- [Records excerpted from a collection]:
/---

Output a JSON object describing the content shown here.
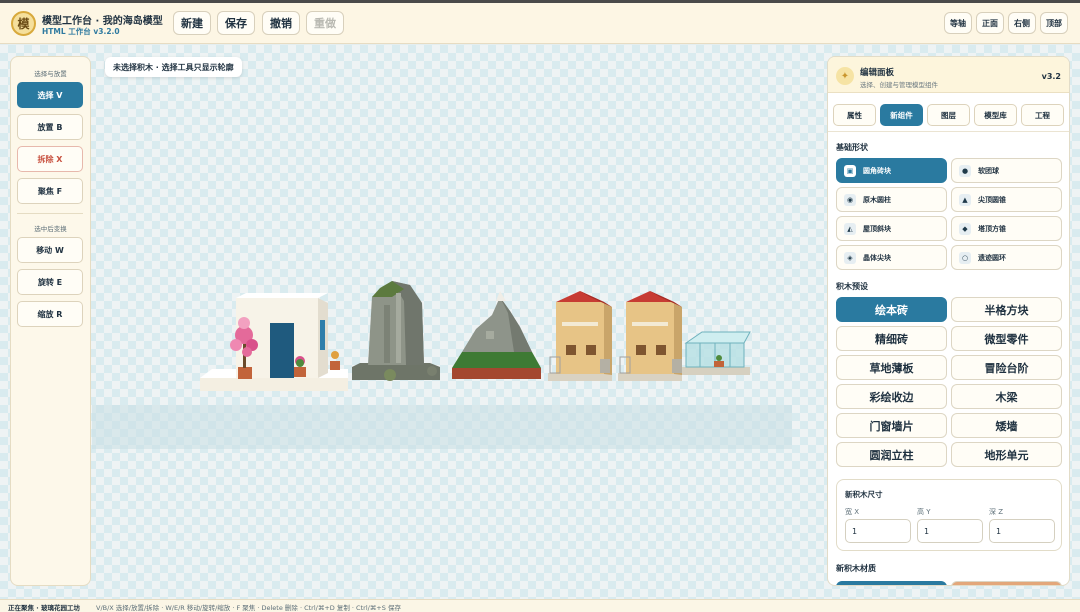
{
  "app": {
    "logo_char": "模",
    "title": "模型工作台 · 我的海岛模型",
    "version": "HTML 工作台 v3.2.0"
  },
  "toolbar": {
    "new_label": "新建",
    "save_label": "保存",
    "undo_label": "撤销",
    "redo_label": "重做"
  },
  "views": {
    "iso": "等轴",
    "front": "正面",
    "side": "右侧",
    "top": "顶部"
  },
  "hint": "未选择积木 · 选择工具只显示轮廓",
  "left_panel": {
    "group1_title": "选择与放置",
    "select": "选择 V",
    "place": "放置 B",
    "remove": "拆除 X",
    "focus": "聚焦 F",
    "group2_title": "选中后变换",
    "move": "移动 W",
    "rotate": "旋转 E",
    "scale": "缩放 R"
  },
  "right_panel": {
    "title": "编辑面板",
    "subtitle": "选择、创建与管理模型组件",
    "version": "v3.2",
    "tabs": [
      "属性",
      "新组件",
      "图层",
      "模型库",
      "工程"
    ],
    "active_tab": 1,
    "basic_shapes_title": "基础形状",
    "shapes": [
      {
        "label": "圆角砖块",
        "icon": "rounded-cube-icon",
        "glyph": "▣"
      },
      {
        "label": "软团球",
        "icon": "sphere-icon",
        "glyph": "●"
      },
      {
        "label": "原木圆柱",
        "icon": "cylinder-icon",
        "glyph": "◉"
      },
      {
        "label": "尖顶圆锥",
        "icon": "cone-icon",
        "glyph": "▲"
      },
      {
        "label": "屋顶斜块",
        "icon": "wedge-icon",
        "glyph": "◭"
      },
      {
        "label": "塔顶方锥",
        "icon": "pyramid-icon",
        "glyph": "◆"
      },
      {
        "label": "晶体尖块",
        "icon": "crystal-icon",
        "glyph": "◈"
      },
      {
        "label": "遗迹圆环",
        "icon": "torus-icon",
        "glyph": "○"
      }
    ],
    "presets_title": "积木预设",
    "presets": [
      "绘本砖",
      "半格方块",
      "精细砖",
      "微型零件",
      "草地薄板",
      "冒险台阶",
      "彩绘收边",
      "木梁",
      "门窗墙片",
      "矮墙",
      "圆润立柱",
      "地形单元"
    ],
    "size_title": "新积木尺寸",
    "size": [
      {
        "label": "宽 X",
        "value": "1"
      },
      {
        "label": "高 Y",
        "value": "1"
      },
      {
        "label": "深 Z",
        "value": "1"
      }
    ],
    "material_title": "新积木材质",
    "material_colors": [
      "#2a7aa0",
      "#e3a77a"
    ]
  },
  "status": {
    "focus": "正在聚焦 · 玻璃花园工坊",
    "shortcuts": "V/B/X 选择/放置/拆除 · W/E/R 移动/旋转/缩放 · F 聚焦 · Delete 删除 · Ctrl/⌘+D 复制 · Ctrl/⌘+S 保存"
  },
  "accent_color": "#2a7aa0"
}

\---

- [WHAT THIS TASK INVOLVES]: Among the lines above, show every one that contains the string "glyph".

- [ANSWER SPACE]:
        "glyph": "▣"
        "glyph": "●"
        "glyph": "◉"
        "glyph": "▲"
        "glyph": "◭"
        "glyph": "◆"
        "glyph": "◈"
        "glyph": "○"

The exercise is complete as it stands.